Tulsi marriage is an essential part of Tulsi worship. On Ekadashi (the eleventh day) of the waxing moon in the month of Kartik, worshippers perform Tulsi vivah, the ceremonial marriage of Tulsi with Krishna. The Tulsi Vivah puja vidhi is actually the recreation of a traditional Hindu wedding ceremony conducted in the house or a temple. Tulsi marriage ceremony begins in the evening and worshippers performing this puja observe a fast until then. This is because it is believed that the soul of Vrinda lives in Tulsi plant at night and leaves in the morning. A wedding mandap is installed in the courtyard where the Tulsi plant resides. The bride Tulsi is bathed and dressed in a red sari and decked with jewellery. Sometimes, a paper human face may be put on Tulsi to give her a human touch. The groom is usually an image or idol of Vishnu or Krishna or even a Shaligram stone, bathed and wrapped in a dhoti. The marriage ceremony is followed by a traditional wedding feast. The significance of Tulsi Vivah is that it marks the beginning of the annual marriage season in India.Read more
Guru Nanak Dev Ji is the founder of Sikhism and the first of the ten Sikh Gurus. His birth is celebrated worldwide as Guru Nanak Gurpurab on Kartik Pooranmashi, the full-moon day in the month of Katak (the 8th month of the Nanakshahi calendar), falling in October–November. Guru Nanak Dev ji travelled far and wide teaching people the message of one God who dwells in every one of His creations and constitutes the eternal Truth. He set up a unique spiritual, social, and political platform based on equality, fraternal love, goodness, and virtue.
Sai Baba Jayanti
Sri Sathya Sai Baba was born as Sathyanarayana Raju on November 23, 1926. November 23 is celebrated amongst his devotees all over India as Sai Baba Jayanti. He was born in the village of Puttaparthi, in the state of Andhra Pradesh in South India. From childhood, he had a natural inclination towards spirituality which set him apart from other children of his age. He became known as ‘ Guru’ and “ Brahmajnani’ (knower of Brahman or Godhead) among his peers and others in the village. He demonstrated and preached principles of truth, righteousness, nonviolence, peace and love. His message was to love all. Where there is love, God resides. He believed in transforming that love into service and this service to take one to “sadhana”. He wanted to unite all mankind with his message of Love.

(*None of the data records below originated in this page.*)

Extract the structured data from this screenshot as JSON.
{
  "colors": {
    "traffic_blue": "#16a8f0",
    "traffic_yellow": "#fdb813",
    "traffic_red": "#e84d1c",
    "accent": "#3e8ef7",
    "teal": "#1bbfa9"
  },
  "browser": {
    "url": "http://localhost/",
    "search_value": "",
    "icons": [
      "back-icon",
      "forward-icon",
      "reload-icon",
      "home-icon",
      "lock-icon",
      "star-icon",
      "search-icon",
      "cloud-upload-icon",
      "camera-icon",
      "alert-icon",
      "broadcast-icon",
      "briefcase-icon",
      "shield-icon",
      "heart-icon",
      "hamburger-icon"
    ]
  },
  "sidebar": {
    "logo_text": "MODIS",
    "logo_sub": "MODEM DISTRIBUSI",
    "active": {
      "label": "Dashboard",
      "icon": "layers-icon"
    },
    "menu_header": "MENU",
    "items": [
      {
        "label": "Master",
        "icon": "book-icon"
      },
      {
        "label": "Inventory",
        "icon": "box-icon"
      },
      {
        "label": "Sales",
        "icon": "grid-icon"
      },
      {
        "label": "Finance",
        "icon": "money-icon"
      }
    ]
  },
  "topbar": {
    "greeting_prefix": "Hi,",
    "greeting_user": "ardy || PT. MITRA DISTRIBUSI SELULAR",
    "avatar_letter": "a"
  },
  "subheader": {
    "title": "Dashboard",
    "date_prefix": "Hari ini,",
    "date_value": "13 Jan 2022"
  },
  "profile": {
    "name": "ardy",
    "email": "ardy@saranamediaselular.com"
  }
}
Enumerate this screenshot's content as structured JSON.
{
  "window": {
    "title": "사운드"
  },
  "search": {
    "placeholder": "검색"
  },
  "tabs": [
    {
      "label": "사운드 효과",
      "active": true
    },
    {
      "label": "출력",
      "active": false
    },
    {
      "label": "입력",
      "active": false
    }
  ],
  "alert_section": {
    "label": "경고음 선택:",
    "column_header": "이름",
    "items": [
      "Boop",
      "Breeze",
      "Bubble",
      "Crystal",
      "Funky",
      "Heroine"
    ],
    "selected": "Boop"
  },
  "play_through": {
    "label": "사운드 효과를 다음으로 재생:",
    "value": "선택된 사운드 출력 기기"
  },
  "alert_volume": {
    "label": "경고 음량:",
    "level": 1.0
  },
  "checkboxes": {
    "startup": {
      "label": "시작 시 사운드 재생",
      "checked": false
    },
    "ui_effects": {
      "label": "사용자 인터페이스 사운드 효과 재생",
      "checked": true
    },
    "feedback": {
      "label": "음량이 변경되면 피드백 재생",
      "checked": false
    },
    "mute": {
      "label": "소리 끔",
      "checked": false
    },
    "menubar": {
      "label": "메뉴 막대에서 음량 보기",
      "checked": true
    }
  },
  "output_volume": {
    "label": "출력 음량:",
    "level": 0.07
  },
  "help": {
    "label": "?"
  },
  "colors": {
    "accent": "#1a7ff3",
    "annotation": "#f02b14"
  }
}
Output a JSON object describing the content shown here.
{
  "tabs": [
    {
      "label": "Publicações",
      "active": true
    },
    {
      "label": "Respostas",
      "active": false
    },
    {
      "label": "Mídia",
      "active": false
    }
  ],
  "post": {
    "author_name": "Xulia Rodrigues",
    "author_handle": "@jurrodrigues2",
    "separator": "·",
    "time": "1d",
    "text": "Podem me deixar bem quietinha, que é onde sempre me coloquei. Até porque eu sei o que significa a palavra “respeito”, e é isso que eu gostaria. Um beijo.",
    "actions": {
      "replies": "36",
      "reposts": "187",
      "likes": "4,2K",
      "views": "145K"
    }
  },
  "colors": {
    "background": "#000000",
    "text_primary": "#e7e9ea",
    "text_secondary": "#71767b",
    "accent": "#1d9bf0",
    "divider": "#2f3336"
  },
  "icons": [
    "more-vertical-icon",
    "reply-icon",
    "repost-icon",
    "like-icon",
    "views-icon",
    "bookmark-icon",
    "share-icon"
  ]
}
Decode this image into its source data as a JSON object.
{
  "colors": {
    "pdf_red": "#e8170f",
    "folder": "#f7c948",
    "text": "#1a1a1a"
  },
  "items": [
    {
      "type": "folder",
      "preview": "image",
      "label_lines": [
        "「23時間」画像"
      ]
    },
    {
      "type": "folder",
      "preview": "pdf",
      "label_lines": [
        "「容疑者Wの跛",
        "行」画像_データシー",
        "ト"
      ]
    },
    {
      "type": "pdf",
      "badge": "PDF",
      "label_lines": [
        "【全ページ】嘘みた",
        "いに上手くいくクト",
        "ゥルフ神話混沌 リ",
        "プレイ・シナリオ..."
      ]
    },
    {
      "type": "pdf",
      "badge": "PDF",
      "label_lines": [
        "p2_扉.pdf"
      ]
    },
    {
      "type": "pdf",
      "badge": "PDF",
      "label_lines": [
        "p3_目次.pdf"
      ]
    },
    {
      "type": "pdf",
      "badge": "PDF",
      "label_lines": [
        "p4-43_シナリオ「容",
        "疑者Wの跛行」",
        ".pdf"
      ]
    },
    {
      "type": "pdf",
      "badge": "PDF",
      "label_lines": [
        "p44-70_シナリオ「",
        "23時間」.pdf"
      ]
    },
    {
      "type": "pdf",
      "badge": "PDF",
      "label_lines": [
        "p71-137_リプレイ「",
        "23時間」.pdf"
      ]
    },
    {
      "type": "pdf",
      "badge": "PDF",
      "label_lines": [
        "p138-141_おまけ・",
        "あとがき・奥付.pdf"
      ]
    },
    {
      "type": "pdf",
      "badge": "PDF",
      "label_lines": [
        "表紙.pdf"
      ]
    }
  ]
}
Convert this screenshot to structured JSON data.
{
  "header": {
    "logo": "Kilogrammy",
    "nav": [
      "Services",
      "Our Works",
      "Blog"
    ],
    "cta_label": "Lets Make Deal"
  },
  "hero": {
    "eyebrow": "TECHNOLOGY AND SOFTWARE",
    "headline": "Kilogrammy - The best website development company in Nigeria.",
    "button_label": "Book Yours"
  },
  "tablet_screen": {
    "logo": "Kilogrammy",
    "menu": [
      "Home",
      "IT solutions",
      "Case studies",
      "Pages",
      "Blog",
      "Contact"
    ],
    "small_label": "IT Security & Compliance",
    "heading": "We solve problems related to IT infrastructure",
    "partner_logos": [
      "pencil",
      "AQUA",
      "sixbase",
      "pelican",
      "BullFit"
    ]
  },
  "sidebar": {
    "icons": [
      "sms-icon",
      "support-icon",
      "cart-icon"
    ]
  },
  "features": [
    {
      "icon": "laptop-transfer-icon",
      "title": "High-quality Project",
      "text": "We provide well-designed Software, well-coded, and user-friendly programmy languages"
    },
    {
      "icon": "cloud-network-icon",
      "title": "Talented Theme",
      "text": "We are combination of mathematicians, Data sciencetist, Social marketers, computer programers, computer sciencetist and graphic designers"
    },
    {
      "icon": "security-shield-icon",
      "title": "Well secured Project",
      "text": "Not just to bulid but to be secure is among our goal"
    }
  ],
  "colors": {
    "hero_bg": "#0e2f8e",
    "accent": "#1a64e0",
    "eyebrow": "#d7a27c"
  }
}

Gita Jayanti is the celebration of the birth of Bhagwad Gita; a song divine, in form of a lyrical dialogue between Bhagwaan Krishna and his favorite disciple Arjun in the middle of the battlefield of Mahabharat or Dharmayuddha in which all questions about life and spirituality are answered ultimately declaring “Wherever there is Shree Krishna, the Lord of all Yog, and wherever there is Arjun, the supreme archer, there will also certainly be unending opulence, victory, prosperity, and righteousness. Of this, I am certain.”
Shri Gayatri Yagna
From the beginning of the time so many sacred mantras and rituals have been introduced by our Ved and ancient scriptures and one of them is Gayatri Mantra. When Gayatri Mantra is combined with Yagna, a fire sacrifice ceremony, it brings extensive benefit to the person and to the entire cosmos. Gayatri Mantra is mentioned as a Savitr (Sury) upasana in Rig Ved in the beginning of the universe. Maharishi Vishvamitra introduced this mantra in detail. Gayatri Yagna is one of the Run (Indebtedness) we have pay to pay in our lifetime as a Dev Run. Gayatri Yagna rituals brings brilliance, determination and a winning attitude in all aspects of life.